Mahmoud Al-Aloul, would also probably stake his claim to replace Abbas. While he placed only 5th in the internal elections, in early 2017 Abbas appointed him as the deputy chairman of Fatah, a position he has filled since then.
Most recently, Hussein Al-Sheikh, the PA Head of Civil Affairs has also been reported to have considerable influence over Abbas and could be a potential successor.
The main question regarding Fatah is less concerned with the identity of the leader, but rather whether the new leader will be able to reunite the ranks of the splintered faction. A splintered Fatah will almost certainly guarantee that Hamas would win any PA general election and take over the PA.
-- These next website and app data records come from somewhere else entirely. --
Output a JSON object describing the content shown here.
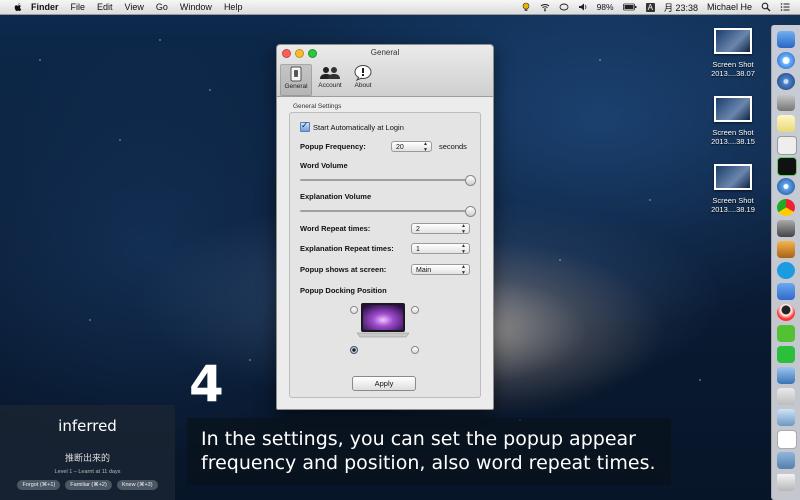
{
  "menubar": {
    "app_name": "Finder",
    "menus": [
      "File",
      "Edit",
      "View",
      "Go",
      "Window",
      "Help"
    ],
    "battery": "98%",
    "input_method": "A",
    "clock": "月 23:38",
    "user": "Michael He"
  },
  "desktop_files": [
    {
      "line1": "Screen Shot",
      "line2": "2013....38.07"
    },
    {
      "line1": "Screen Shot",
      "line2": "2013....38.15"
    },
    {
      "line1": "Screen Shot",
      "line2": "2013....38.19"
    }
  ],
  "window": {
    "title": "General",
    "tabs": [
      {
        "label": "General",
        "icon": "switch-icon",
        "selected": true
      },
      {
        "label": "Account",
        "icon": "people-icon",
        "selected": false
      },
      {
        "label": "About",
        "icon": "info-bubble-icon",
        "selected": false
      }
    ],
    "group_title": "General Settings",
    "start_auto_label": "Start Automatically at Login",
    "start_auto_checked": true,
    "popup_frequency_label": "Popup Frequency:",
    "popup_frequency_value": "20",
    "popup_frequency_unit": "seconds",
    "word_volume_label": "Word Volume",
    "word_volume_value": 1.0,
    "explanation_volume_label": "Explanation Volume",
    "explanation_volume_value": 1.0,
    "word_repeat_label": "Word Repeat times:",
    "word_repeat_value": "2",
    "explanation_repeat_label": "Explanation Repeat times:",
    "explanation_repeat_value": "1",
    "popup_screen_label": "Popup shows at screen:",
    "popup_screen_value": "Main",
    "docking_label": "Popup Docking Position",
    "docking_selected": "bottom-left",
    "apply_label": "Apply"
  },
  "step_number": "4",
  "caption": "In the settings, you can set the popup appear frequency and position, also word repeat times.",
  "card": {
    "word": "inferred",
    "meaning": "推断出来的",
    "meta": "Level 1 – Learnt at 11 days",
    "buttons": [
      "Forgot (⌘+1)",
      "Familiar (⌘+2)",
      "Knew (⌘+3)"
    ]
  },
  "colors": {
    "accent": "#3b6fd6",
    "close": "#ff5f57",
    "minimize": "#febc2e",
    "zoom": "#28c840"
  }
}
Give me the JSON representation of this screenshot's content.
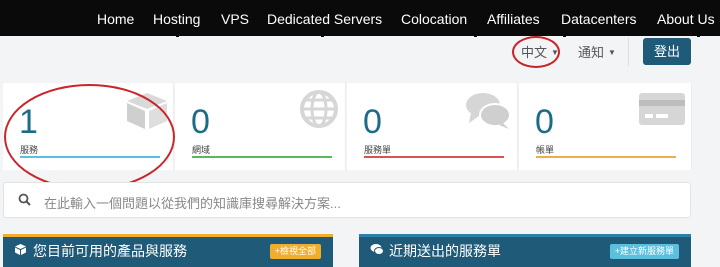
{
  "nav": {
    "items": [
      "Home",
      "Hosting",
      "VPS",
      "Dedicated Servers",
      "Colocation",
      "Affiliates",
      "Datacenters",
      "About Us"
    ]
  },
  "header": {
    "language": "中文",
    "notifications": "通知",
    "logout": "登出"
  },
  "tiles": [
    {
      "count": "1",
      "label": "服務",
      "icon": "cube-icon",
      "color": "#5bc0de"
    },
    {
      "count": "0",
      "label": "網域",
      "icon": "globe-icon",
      "color": "#5cb85c"
    },
    {
      "count": "0",
      "label": "服務單",
      "icon": "comments-icon",
      "color": "#d9534f"
    },
    {
      "count": "0",
      "label": "帳單",
      "icon": "credit-card-icon",
      "color": "#f0ad4e"
    }
  ],
  "search": {
    "placeholder": "在此輸入一個問題以從我們的知識庫搜尋解決方案..."
  },
  "panels": {
    "services": {
      "title": "您目前可用的產品與服務",
      "button": "+檢視全部"
    },
    "tickets": {
      "title": "近期送出的服務單",
      "button": "+建立新服務單"
    }
  },
  "colors": {
    "nav_bg": "#0a0a0a",
    "primary": "#1f5a78",
    "number": "#1d6b86",
    "annotation": "#c8262b"
  }
}
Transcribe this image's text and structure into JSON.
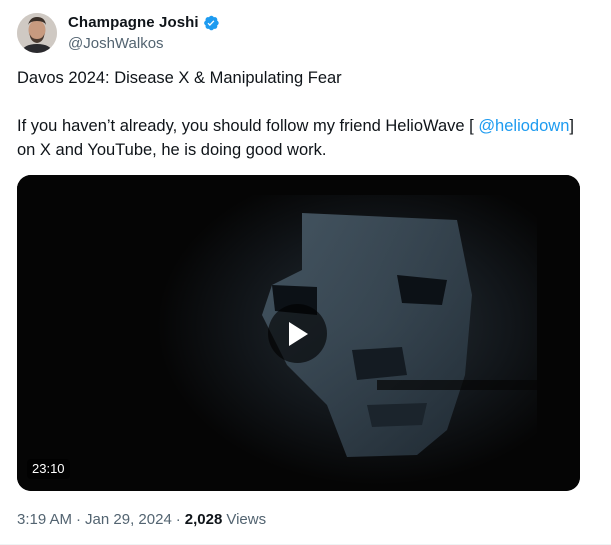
{
  "author": {
    "display_name": "Champagne Joshi",
    "handle": "@JoshWalkos",
    "verified": true,
    "verified_color": "#1d9bf0",
    "avatar_icon": "avatar-photo"
  },
  "tweet": {
    "line1": "Davos 2024: Disease X & Manipulating Fear",
    "line2_before": "If you haven’t already, you should follow my friend HelioWave [ ",
    "mention": "@heliodown",
    "line2_after": "] on X and YouTube, he is doing good work.",
    "mention_color": "#1d9bf0"
  },
  "media": {
    "type": "video",
    "duration": "23:10",
    "play_icon": "play-icon"
  },
  "meta": {
    "time": "3:19 AM",
    "date": "Jan 29, 2024",
    "separator": "·",
    "views_count": "2,028",
    "views_label": "Views"
  }
}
Since the creation of the PA, the head of Fatah, who also the head of the PLO, has functioned, de jure and de facto, as the PA chairman. The rising popularity of Hamas, which resulted in its 2006 election success, was the first major sign that the Fatah and PLO hegemony was on the decline. While the international community and, to an extent, some of the Palestinians were willing to allow Abbas, personally, to maintain the semblance and charade of Palestinian unity, in practice the PA has not represented all Palestinians for over 15 years. When Abbas goes, Fatah will be divided, and the continued role of the PLO will be unclear.
When that day comes there will be two options: hold elections, or allow one of the Fatah contenders to seize control. If PA elections were held, Hamas, an internationally designated terror organization, would win, according PCPSR surveys. If PA elections are not held and one of the Fatah contenders is allowed to vanquish his opponents and seize control of the PA, that leader will objectively lack any legitimacy.
Either way, following Abbas’ departure, which will in all likelihood come soon, the PA is sure to face considerable political turmoil.